[Website and app data records]
⁂

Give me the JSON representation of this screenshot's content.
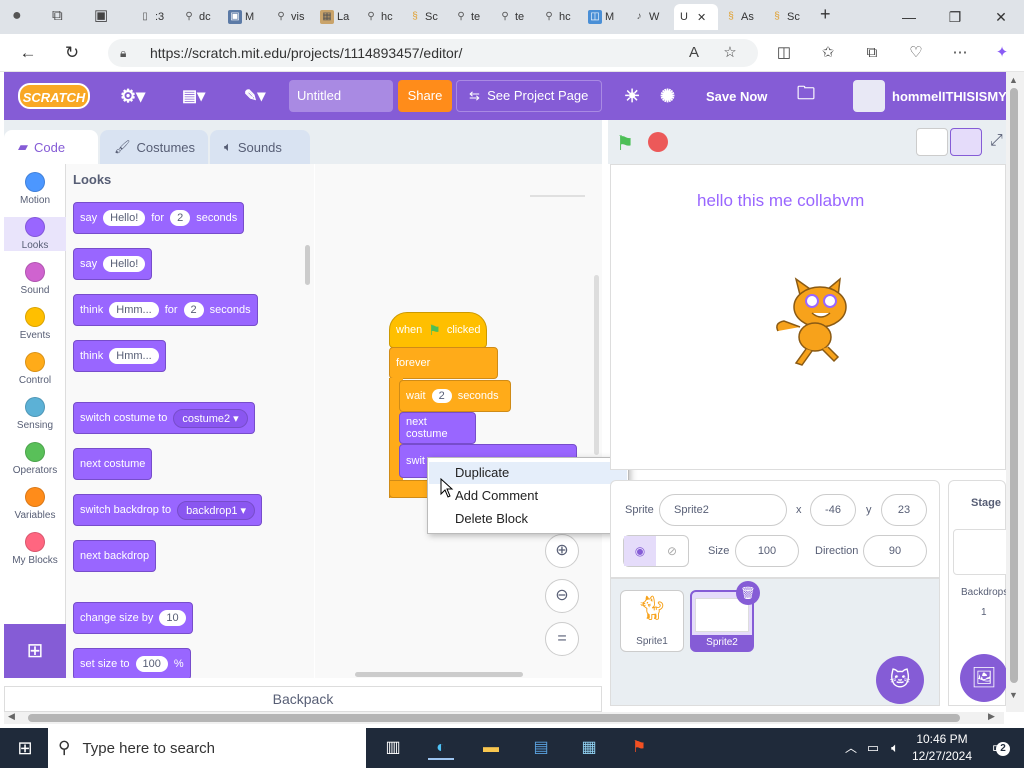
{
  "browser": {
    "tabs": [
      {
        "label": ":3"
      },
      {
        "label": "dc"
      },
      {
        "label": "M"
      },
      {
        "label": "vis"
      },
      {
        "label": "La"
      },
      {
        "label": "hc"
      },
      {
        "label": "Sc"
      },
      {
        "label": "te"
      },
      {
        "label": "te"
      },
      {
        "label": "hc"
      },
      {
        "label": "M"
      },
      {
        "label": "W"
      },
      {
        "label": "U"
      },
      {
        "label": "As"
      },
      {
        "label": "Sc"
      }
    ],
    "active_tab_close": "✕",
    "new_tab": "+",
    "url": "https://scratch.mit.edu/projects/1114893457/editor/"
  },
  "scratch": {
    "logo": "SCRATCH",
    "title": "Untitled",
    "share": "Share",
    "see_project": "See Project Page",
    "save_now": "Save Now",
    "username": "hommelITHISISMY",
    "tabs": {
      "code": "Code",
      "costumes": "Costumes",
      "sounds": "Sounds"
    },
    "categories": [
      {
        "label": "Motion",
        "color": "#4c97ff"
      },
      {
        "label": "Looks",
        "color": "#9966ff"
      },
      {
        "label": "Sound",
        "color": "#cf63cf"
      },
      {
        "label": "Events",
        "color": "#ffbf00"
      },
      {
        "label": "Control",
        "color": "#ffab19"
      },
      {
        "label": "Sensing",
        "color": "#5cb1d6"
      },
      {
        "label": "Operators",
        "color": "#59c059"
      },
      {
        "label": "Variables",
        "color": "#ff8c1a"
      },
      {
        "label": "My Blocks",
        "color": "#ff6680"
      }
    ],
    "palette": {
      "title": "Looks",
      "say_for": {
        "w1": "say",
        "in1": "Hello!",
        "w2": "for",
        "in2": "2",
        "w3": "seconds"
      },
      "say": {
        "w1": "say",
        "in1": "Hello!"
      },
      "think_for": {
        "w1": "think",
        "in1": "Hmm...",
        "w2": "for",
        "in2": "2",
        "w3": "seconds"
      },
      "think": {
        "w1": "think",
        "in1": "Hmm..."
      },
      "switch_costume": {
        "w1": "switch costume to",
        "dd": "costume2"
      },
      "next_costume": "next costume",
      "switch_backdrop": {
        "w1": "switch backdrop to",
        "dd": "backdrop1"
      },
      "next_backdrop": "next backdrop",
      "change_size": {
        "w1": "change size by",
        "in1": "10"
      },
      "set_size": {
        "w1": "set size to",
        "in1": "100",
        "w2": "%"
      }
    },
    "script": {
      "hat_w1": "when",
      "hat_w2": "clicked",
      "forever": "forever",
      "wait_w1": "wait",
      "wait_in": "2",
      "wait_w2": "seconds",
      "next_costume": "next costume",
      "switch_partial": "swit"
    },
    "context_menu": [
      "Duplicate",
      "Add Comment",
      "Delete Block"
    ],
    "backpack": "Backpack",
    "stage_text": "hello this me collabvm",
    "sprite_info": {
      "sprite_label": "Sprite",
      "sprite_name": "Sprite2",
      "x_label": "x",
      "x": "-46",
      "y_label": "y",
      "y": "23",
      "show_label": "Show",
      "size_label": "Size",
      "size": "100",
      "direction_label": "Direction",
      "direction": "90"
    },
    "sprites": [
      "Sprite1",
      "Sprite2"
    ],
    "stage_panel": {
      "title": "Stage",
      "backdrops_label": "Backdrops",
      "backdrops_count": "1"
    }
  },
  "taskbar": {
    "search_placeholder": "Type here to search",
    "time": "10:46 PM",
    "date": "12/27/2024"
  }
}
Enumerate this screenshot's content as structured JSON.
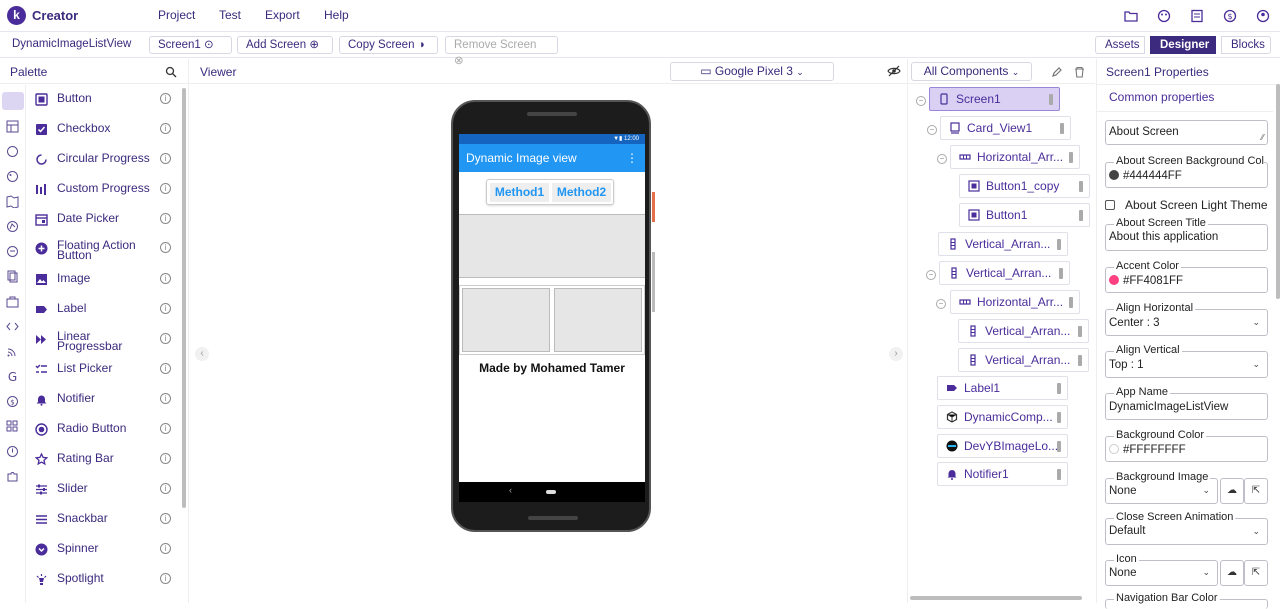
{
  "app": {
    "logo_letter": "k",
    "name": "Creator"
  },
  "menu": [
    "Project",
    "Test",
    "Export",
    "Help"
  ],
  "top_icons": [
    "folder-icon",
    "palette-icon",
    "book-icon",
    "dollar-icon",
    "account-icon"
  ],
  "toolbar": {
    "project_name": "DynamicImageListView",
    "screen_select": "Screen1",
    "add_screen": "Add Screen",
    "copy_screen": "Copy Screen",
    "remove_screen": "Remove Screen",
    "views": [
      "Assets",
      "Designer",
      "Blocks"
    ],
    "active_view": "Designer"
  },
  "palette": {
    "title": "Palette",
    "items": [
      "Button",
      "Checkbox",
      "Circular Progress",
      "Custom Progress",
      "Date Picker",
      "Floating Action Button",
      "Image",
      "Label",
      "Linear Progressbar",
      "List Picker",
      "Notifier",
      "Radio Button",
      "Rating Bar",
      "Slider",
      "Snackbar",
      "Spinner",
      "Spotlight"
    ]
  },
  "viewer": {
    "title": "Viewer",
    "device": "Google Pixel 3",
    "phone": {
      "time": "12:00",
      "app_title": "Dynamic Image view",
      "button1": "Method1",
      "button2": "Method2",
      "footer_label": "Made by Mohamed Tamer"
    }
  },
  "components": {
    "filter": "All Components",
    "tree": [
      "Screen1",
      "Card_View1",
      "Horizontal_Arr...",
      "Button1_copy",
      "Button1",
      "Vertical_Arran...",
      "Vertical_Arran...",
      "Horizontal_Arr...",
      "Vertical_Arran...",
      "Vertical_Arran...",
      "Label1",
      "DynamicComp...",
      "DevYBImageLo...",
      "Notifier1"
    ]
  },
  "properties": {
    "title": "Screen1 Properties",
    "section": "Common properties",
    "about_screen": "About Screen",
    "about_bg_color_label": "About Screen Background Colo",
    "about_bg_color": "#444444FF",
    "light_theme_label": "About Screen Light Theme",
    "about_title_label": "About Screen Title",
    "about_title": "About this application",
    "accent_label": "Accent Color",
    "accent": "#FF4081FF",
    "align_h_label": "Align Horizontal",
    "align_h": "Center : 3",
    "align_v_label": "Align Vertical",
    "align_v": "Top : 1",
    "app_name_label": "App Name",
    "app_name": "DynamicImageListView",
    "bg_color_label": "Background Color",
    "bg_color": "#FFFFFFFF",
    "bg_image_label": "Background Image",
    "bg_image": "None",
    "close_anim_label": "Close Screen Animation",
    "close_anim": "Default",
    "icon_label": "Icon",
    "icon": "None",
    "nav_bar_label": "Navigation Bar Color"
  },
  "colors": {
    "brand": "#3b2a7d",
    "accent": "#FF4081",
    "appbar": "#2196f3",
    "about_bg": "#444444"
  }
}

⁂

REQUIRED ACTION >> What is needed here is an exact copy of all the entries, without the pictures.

THE ANSWER >>
Give me the JSON representation of this screenshot's content.
{
  "browser": {
    "tabs": [
      {
        "label": ":3"
      },
      {
        "label": "dc"
      },
      {
        "label": "M"
      },
      {
        "label": "vis"
      },
      {
        "label": "La"
      },
      {
        "label": "hc"
      },
      {
        "label": "Sc"
      },
      {
        "label": "te"
      },
      {
        "label": "te"
      },
      {
        "label": "hc"
      },
      {
        "label": "M"
      },
      {
        "label": "W"
      },
      {
        "label": "U"
      },
      {
        "label": "As"
      },
      {
        "label": "Sc"
      }
    ],
    "active_tab_close": "✕",
    "new_tab": "+",
    "url": "https://scratch.mit.edu/projects/1114893457/editor/"
  },
  "scratch": {
    "logo": "SCRATCH",
    "title": "Untitled",
    "share": "Share",
    "see_project": "See Project Page",
    "save_now": "Save Now",
    "username": "hommelITHISISMY",
    "tabs": {
      "code": "Code",
      "costumes": "Costumes",
      "sounds": "Sounds"
    },
    "categories": [
      {
        "label": "Motion",
        "color": "#4c97ff"
      },
      {
        "label": "Looks",
        "color": "#9966ff"
      },
      {
        "label": "Sound",
        "color": "#cf63cf"
      },
      {
        "label": "Events",
        "color": "#ffbf00"
      },
      {
        "label": "Control",
        "color": "#ffab19"
      },
      {
        "label": "Sensing",
        "color": "#5cb1d6"
      },
      {
        "label": "Operators",
        "color": "#59c059"
      },
      {
        "label": "Variables",
        "color": "#ff8c1a"
      },
      {
        "label": "My Blocks",
        "color": "#ff6680"
      }
    ],
    "palette": {
      "title": "Looks",
      "say_for": {
        "w1": "say",
        "in1": "Hello!",
        "w2": "for",
        "in2": "2",
        "w3": "seconds"
      },
      "say": {
        "w1": "say",
        "in1": "Hello!"
      },
      "think_for": {
        "w1": "think",
        "in1": "Hmm...",
        "w2": "for",
        "in2": "2",
        "w3": "seconds"
      },
      "think": {
        "w1": "think",
        "in1": "Hmm..."
      },
      "switch_costume": {
        "w1": "switch costume to",
        "dd": "costume2"
      },
      "next_costume": "next costume",
      "switch_backdrop": {
        "w1": "switch backdrop to",
        "dd": "backdrop1"
      },
      "next_backdrop": "next backdrop",
      "change_size": {
        "w1": "change size by",
        "in1": "10"
      },
      "set_size": {
        "w1": "set size to",
        "in1": "100",
        "w2": "%"
      }
    },
    "script": {
      "hat_w1": "when",
      "hat_w2": "clicked",
      "forever": "forever",
      "wait_w1": "wait",
      "wait_in": "2",
      "wait_w2": "seconds",
      "next_costume": "next costume",
      "switch_partial": "swit"
    },
    "context_menu": [
      "Duplicate",
      "Add Comment",
      "Delete Block"
    ],
    "backpack": "Backpack",
    "stage_text": "hello this me collabvm",
    "sprite_info": {
      "sprite_label": "Sprite",
      "sprite_name": "Sprite2",
      "x_label": "x",
      "x": "-46",
      "y_label": "y",
      "y": "23",
      "show_label": "Show",
      "size_label": "Size",
      "size": "100",
      "direction_label": "Direction",
      "direction": "90"
    },
    "sprites": [
      "Sprite1",
      "Sprite2"
    ],
    "stage_panel": {
      "title": "Stage",
      "backdrops_label": "Backdrops",
      "backdrops_count": "1"
    }
  },
  "taskbar": {
    "search_placeholder": "Type here to search",
    "time": "10:46 PM",
    "date": "12/27/2024"
  }
}
Enumerate this screenshot's content as structured JSON.
{
  "app": {
    "logo_letter": "k",
    "name": "Creator"
  },
  "menu": [
    "Project",
    "Test",
    "Export",
    "Help"
  ],
  "top_icons": [
    "folder-icon",
    "palette-icon",
    "book-icon",
    "dollar-icon",
    "account-icon"
  ],
  "toolbar": {
    "project_name": "DynamicImageListView",
    "screen_select": "Screen1",
    "add_screen": "Add Screen",
    "copy_screen": "Copy Screen",
    "remove_screen": "Remove Screen",
    "views": [
      "Assets",
      "Designer",
      "Blocks"
    ],
    "active_view": "Designer"
  },
  "palette": {
    "title": "Palette",
    "items": [
      "Button",
      "Checkbox",
      "Circular Progress",
      "Custom Progress",
      "Date Picker",
      "Floating Action Button",
      "Image",
      "Label",
      "Linear Progressbar",
      "List Picker",
      "Notifier",
      "Radio Button",
      "Rating Bar",
      "Slider",
      "Snackbar",
      "Spinner",
      "Spotlight"
    ]
  },
  "viewer": {
    "title": "Viewer",
    "device": "Google Pixel 3",
    "phone": {
      "time": "12:00",
      "app_title": "Dynamic Image view",
      "button1": "Method1",
      "button2": "Method2",
      "footer_label": "Made by Mohamed Tamer"
    }
  },
  "components": {
    "filter": "All Components",
    "tree": [
      "Screen1",
      "Card_View1",
      "Horizontal_Arr...",
      "Button1_copy",
      "Button1",
      "Vertical_Arran...",
      "Vertical_Arran...",
      "Horizontal_Arr...",
      "Vertical_Arran...",
      "Vertical_Arran...",
      "Label1",
      "DynamicComp...",
      "DevYBImageLo...",
      "Notifier1"
    ]
  },
  "properties": {
    "title": "Screen1 Properties",
    "section": "Common properties",
    "about_screen": "About Screen",
    "about_bg_color_label": "About Screen Background Colo",
    "about_bg_color": "#444444FF",
    "light_theme_label": "About Screen Light Theme",
    "about_title_label": "About Screen Title",
    "about_title": "About this application",
    "accent_label": "Accent Color",
    "accent": "#FF4081FF",
    "align_h_label": "Align Horizontal",
    "align_h": "Center : 3",
    "align_v_label": "Align Vertical",
    "align_v": "Top : 1",
    "app_name_label": "App Name",
    "app_name": "DynamicImageListView",
    "bg_color_label": "Background Color",
    "bg_color": "#FFFFFFFF",
    "bg_image_label": "Background Image",
    "bg_image": "None",
    "close_anim_label": "Close Screen Animation",
    "close_anim": "Default",
    "icon_label": "Icon",
    "icon": "None",
    "nav_bar_label": "Navigation Bar Color"
  },
  "colors": {
    "brand": "#3b2a7d",
    "accent": "#FF4081",
    "appbar": "#2196f3",
    "about_bg": "#444444"
  }
}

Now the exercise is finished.